TASK DESCRIPTION: With the string "backpack" as the filter, copy each matching line from the records.
::: EXTRACTED MATERIAL :::
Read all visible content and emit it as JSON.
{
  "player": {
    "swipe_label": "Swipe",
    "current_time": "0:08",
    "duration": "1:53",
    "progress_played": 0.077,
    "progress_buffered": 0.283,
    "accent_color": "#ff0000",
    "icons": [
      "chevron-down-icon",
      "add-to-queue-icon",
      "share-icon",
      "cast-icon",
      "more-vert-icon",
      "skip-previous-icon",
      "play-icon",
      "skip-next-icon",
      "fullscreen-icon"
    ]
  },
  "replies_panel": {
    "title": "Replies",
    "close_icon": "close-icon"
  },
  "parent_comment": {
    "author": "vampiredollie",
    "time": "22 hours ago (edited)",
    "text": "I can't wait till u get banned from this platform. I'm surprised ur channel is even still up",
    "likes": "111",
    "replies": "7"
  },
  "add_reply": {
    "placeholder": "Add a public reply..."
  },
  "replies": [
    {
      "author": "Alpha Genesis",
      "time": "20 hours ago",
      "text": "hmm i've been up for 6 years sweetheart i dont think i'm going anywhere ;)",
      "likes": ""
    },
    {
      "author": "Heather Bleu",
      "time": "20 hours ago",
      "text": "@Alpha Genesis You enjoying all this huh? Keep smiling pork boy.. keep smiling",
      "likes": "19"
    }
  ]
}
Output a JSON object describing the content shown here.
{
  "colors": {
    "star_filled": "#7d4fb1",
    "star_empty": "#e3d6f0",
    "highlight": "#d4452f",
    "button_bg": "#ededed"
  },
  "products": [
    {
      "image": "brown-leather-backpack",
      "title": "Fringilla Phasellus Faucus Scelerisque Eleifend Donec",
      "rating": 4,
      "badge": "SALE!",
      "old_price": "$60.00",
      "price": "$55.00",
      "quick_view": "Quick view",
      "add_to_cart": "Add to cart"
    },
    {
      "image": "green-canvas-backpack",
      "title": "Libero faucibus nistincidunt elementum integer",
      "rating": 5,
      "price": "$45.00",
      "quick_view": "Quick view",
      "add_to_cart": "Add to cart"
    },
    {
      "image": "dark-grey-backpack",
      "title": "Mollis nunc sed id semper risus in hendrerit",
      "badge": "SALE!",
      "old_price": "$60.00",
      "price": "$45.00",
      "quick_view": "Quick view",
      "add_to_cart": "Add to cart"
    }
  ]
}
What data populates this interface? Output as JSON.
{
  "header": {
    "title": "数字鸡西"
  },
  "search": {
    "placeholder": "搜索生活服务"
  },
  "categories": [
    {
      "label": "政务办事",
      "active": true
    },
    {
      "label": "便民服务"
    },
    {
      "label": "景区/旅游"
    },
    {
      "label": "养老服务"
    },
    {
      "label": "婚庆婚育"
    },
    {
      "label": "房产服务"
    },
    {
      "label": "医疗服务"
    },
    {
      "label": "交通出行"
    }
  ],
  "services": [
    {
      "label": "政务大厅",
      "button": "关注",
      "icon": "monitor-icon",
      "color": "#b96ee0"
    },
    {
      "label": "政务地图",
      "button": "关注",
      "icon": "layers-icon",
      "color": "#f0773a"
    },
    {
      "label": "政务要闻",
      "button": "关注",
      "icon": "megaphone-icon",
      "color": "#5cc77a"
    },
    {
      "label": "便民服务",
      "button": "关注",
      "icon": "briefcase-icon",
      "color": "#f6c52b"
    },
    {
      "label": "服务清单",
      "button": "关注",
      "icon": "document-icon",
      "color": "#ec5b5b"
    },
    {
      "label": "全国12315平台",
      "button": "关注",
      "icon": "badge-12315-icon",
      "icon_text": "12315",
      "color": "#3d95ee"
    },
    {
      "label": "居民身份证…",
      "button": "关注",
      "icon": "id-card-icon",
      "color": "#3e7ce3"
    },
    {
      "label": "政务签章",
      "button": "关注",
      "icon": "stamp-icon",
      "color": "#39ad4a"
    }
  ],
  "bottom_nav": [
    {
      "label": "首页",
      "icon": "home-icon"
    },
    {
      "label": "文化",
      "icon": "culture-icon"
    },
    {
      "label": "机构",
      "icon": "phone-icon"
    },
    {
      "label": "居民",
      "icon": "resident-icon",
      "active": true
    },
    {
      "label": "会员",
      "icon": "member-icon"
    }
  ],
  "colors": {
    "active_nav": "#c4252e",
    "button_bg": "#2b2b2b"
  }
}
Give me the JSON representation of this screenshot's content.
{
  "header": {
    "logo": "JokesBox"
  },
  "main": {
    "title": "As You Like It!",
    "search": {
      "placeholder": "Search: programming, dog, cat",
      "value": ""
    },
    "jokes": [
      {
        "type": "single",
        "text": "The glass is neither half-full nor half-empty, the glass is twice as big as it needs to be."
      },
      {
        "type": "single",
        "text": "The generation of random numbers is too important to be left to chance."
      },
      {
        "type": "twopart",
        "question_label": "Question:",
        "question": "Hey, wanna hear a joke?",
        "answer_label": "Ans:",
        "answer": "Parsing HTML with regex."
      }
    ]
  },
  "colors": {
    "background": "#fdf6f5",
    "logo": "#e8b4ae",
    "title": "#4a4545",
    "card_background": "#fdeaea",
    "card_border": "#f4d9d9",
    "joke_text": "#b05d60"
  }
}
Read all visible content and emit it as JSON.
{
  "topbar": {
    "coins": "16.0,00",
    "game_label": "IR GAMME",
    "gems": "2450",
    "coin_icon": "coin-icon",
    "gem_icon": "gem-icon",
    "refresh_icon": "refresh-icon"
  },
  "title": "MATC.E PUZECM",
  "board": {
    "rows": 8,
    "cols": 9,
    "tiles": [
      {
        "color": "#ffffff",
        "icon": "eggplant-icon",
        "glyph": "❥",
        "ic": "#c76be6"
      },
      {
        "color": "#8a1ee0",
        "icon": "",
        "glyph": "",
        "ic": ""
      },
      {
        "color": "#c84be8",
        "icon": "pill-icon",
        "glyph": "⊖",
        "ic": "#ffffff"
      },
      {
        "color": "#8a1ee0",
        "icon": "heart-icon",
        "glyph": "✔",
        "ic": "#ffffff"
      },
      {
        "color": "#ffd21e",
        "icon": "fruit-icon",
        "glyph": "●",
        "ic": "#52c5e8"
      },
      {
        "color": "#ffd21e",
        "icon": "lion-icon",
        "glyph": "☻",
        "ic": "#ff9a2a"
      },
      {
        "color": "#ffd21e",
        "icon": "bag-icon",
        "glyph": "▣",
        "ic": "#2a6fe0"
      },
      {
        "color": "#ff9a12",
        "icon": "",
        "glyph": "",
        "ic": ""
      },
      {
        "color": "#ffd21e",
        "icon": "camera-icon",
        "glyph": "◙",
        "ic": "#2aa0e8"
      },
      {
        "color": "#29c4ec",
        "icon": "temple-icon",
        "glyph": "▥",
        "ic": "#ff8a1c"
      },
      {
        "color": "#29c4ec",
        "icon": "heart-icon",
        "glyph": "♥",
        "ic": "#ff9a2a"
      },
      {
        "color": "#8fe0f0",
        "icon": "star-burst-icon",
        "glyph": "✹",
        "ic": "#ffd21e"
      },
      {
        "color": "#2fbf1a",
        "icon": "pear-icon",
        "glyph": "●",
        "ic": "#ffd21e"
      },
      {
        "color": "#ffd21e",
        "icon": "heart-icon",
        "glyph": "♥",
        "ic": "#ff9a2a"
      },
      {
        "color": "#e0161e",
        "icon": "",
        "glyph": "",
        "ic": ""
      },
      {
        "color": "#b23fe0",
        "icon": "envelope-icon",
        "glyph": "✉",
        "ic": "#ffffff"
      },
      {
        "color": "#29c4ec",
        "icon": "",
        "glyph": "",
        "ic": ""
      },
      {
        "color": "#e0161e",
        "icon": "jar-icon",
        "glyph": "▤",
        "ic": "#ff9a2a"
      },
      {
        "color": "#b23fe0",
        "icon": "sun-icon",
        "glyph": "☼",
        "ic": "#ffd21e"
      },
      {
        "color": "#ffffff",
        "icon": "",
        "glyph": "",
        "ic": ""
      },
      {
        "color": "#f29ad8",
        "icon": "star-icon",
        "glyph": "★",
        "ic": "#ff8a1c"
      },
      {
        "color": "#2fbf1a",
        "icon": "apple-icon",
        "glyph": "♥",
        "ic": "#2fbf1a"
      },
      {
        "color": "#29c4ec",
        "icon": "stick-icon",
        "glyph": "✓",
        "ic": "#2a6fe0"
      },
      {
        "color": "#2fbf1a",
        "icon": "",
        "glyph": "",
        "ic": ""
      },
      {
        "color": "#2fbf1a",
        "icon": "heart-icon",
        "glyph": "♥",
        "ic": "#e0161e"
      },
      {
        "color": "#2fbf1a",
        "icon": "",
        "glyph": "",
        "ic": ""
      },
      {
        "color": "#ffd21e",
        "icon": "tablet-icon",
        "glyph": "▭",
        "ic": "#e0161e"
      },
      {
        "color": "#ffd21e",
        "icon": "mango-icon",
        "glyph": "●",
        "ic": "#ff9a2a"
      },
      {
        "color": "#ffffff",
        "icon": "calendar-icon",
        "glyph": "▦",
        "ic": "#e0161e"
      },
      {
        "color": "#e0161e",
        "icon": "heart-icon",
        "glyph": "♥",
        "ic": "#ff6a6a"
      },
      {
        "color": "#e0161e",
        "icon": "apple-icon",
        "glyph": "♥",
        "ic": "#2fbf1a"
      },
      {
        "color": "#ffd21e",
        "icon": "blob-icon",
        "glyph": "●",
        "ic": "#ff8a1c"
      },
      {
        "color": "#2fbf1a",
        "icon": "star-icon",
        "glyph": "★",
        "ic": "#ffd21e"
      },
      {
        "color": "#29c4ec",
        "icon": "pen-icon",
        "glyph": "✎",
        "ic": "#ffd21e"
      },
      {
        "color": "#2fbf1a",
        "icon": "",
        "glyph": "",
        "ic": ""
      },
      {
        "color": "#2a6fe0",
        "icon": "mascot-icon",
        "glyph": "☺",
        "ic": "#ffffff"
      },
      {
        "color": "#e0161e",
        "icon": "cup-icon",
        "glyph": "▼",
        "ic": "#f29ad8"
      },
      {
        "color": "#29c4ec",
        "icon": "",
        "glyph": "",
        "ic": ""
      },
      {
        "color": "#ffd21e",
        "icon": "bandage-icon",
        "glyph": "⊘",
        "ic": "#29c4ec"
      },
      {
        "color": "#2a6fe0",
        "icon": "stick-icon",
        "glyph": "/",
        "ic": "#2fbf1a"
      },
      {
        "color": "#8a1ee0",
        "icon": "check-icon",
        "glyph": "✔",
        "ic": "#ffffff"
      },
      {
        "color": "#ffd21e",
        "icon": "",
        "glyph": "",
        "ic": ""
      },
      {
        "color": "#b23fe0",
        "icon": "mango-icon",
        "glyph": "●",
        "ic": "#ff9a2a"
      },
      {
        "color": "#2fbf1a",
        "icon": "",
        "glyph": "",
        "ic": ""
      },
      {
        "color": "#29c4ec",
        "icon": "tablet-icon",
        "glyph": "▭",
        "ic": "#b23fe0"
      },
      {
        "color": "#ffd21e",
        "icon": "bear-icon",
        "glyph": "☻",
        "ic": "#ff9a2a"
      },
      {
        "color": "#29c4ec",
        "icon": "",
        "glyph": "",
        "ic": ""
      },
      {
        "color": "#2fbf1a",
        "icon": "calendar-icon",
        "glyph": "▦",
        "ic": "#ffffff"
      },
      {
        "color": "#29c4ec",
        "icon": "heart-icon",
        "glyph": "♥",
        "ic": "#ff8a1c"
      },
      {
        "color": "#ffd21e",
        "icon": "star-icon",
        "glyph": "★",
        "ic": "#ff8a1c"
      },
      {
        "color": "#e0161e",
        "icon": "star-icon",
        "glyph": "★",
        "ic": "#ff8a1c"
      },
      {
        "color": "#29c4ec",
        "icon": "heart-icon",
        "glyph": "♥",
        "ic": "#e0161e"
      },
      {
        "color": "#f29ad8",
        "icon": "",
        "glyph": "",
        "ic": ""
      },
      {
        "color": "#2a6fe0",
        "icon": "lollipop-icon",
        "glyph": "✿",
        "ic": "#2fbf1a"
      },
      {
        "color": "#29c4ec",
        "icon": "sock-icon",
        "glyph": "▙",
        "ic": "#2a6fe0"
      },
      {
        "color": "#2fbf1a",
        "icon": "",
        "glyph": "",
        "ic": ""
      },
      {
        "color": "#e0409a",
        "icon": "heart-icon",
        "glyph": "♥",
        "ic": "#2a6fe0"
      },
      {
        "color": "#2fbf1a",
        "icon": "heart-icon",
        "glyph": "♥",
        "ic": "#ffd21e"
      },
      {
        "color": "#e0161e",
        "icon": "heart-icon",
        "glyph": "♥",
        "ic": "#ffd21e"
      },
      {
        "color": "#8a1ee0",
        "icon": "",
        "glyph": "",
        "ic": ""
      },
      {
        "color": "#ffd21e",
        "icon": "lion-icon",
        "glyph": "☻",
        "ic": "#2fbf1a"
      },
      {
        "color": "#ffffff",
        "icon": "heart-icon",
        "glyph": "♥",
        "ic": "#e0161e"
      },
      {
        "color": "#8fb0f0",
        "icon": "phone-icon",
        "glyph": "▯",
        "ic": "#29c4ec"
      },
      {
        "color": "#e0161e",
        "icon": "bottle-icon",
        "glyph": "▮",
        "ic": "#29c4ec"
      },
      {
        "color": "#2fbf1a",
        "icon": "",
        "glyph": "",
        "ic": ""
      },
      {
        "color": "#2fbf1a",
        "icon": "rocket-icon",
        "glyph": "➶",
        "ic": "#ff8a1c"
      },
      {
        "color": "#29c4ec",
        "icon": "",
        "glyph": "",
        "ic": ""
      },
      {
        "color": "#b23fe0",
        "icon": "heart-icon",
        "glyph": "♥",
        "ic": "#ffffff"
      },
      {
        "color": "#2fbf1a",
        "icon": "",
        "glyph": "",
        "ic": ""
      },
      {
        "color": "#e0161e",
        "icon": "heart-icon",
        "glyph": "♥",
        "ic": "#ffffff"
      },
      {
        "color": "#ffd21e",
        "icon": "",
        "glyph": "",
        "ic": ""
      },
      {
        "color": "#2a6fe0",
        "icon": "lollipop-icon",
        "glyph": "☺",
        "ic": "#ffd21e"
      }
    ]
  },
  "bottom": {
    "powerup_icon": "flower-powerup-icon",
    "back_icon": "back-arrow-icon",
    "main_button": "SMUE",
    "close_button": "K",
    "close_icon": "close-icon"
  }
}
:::
WRITTEN ANSWER:
      "image": "brown-leather-backpack",
      "image": "green-canvas-backpack",
      "image": "dark-grey-backpack",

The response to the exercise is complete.